For instance, it is well documented that drinking more than two drinks per day for men and one for women will elevate blood pressure and at four to five drinks per day for men and three to four drinks for women, the odds of having high blood pressure are substantially increased. It is not widely appreciated that heavy alcohol consumption is the number one leading preventable cause of hypertension.
Many heavier drinkers take antihypertensive medications when a reduction of alcohol consumption might do just as well to lower blood pressure.
At these drinking levels there is a significantly increased risk of heart attack, stroke, and many forms of cancer. For instance, for women receiving hormone replacement and who drink seven to 14 drinks a week, the risk of developing breast cancer goes up tenfold.
For the 7 percent of Americans (14 million adults) who have genetic risk or stress-induced heavy alcohol consumption that leads to life problems (alcohol abuse or dependence) additional problems may occur. For instance, those who drink more than six drinks a day might have problems with memory, concentration and sleep. They accomplish less, might withdraw from social and family activities, and put themselves and others at risk from accidents, such as fires, auto accidents and falls. It is known that about half of all trauma admissions to hospitals involve heavy alcohol use.
The elderly, who already have reduced balance and coordination problems, are more sensitive to alcohol, leading to a higher risk for falls. Since heavy alcohol use can also lead to osteoporosis (softening of bones), the falls can easily cause broken hips, wrists, ribs and vertebrae, as well as head trauma – thereby creating a double health risk. Since alcohol can interact negatively with many medications, these risks are even higher in senior citizens since they are taking more and varied medications.
The good news is that treatments to assist individuals curtail, or stop, their alcohol use are available and new ones are being discovered more frequently at MUSC and at other major alcohol research centers in the country.

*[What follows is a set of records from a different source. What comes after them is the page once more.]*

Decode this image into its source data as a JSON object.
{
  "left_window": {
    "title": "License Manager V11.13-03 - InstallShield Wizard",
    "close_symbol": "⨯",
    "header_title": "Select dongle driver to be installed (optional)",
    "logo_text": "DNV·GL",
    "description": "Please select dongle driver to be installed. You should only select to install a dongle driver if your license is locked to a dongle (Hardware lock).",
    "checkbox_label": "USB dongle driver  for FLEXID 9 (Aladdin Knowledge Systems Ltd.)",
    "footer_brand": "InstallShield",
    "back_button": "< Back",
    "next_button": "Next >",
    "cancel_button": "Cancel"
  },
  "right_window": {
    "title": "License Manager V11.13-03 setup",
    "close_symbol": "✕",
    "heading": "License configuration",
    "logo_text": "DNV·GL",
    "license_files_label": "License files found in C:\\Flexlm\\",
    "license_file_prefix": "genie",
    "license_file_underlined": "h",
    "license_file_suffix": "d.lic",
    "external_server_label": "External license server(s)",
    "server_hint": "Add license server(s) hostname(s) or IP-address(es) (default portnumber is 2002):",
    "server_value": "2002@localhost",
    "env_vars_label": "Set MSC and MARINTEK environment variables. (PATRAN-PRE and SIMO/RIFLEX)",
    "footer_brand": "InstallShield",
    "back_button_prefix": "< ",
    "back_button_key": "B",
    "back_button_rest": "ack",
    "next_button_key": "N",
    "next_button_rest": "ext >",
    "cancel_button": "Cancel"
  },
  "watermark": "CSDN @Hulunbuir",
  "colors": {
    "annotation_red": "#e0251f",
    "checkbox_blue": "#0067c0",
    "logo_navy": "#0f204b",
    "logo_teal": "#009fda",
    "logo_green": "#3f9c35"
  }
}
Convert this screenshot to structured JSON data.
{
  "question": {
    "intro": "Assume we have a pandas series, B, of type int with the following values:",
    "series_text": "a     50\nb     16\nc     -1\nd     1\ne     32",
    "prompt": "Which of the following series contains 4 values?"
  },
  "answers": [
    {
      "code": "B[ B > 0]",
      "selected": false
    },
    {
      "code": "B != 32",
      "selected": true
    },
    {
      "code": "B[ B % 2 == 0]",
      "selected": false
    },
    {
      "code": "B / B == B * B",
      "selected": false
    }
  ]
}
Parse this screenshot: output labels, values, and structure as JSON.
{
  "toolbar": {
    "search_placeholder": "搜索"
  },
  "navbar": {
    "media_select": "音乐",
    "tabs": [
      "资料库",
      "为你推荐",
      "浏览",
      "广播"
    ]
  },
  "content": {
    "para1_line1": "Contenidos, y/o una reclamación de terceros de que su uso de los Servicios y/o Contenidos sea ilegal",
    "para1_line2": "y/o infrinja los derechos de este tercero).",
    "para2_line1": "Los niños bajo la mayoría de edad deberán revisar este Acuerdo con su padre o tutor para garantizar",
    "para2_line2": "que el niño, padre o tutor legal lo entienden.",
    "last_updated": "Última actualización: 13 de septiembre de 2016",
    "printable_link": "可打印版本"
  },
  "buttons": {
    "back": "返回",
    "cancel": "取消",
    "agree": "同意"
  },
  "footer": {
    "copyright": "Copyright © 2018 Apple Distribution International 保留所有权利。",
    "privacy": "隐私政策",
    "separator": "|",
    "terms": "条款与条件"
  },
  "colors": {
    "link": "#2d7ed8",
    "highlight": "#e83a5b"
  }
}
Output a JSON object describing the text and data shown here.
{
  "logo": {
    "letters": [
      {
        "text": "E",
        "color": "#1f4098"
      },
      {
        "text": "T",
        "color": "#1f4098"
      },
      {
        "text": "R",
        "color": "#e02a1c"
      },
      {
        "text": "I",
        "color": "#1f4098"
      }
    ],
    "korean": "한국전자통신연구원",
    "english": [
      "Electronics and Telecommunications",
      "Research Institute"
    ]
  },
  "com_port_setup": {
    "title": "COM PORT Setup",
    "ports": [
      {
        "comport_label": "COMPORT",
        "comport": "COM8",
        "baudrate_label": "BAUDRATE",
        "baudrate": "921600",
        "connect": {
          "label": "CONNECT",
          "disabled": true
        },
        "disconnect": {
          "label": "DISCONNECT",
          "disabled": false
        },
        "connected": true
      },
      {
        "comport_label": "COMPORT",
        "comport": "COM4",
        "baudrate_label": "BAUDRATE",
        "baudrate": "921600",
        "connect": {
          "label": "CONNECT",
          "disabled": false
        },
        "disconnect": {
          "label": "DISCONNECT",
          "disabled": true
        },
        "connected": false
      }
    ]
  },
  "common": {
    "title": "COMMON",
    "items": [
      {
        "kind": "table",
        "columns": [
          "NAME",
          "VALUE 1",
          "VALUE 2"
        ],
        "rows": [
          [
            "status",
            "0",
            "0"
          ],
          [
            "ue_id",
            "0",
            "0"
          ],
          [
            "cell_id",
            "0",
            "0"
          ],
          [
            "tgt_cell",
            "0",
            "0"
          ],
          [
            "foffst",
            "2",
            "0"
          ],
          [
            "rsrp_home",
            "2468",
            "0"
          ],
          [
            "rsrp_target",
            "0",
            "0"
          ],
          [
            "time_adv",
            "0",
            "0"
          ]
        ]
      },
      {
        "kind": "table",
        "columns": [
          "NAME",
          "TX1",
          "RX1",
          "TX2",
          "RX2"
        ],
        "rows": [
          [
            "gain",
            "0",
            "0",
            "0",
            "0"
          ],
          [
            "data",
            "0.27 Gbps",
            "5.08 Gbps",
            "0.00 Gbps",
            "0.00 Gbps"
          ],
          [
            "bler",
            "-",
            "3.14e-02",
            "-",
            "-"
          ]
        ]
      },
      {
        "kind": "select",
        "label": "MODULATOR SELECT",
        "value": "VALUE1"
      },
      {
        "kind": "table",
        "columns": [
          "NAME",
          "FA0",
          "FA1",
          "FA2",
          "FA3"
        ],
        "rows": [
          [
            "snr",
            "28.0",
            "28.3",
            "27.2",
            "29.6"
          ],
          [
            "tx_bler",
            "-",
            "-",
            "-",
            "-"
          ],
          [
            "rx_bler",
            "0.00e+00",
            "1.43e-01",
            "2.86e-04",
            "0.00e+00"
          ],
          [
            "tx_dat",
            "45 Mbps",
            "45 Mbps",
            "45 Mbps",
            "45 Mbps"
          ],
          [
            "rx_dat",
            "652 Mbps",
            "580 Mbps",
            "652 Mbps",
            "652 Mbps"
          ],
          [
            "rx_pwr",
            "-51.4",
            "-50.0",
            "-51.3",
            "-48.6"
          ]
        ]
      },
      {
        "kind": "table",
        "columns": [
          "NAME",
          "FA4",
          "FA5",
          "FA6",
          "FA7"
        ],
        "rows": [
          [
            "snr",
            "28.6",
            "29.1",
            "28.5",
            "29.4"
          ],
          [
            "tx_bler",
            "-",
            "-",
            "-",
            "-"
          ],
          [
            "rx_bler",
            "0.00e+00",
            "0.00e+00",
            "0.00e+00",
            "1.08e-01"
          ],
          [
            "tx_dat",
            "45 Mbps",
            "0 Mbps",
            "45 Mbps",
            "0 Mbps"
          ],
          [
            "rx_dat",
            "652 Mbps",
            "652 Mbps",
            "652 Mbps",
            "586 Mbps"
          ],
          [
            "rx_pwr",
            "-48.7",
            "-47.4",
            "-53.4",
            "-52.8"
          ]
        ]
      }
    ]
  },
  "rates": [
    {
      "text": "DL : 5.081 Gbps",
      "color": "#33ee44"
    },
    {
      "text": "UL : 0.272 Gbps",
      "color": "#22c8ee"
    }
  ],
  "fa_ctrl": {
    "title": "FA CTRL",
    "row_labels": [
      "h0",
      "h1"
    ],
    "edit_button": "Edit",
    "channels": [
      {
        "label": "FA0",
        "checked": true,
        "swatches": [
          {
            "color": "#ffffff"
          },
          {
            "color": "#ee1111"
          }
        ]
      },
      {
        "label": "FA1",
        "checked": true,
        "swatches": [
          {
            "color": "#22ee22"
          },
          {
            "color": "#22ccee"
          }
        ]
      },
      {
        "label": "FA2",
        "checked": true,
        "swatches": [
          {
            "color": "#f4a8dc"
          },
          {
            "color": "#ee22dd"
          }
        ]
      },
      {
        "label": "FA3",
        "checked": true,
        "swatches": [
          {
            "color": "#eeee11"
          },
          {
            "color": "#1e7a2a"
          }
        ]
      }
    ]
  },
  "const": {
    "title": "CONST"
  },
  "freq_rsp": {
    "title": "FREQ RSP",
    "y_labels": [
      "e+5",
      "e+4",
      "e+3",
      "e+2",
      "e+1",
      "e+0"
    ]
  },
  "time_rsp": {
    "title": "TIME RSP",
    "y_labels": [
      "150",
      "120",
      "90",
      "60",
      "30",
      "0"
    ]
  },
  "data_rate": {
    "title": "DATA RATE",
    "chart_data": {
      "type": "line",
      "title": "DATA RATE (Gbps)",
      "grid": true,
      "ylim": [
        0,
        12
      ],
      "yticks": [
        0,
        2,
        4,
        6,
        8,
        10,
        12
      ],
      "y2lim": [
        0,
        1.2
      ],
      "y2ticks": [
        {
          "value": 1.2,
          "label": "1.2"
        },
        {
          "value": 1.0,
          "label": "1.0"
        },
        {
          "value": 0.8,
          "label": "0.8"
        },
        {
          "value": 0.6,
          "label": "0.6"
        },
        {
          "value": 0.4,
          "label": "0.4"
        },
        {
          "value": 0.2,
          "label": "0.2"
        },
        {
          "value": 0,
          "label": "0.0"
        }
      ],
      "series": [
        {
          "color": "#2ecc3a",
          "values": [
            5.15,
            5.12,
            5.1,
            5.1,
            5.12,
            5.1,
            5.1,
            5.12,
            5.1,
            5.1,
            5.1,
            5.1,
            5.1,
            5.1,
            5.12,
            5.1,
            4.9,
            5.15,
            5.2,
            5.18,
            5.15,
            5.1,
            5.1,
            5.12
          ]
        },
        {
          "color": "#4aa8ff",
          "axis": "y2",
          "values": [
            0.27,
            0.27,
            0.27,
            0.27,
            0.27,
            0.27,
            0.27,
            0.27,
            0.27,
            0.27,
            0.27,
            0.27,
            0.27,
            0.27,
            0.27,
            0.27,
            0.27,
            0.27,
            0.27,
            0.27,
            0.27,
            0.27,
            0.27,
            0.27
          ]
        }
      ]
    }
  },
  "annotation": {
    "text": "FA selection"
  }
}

For information on MUSC's Center for Drug and Alcohol Programs in the Department of Psychiatry and Behavioral Sciences, visit http://clinicaldepartments.musc.edu/cdap or call 792-2727.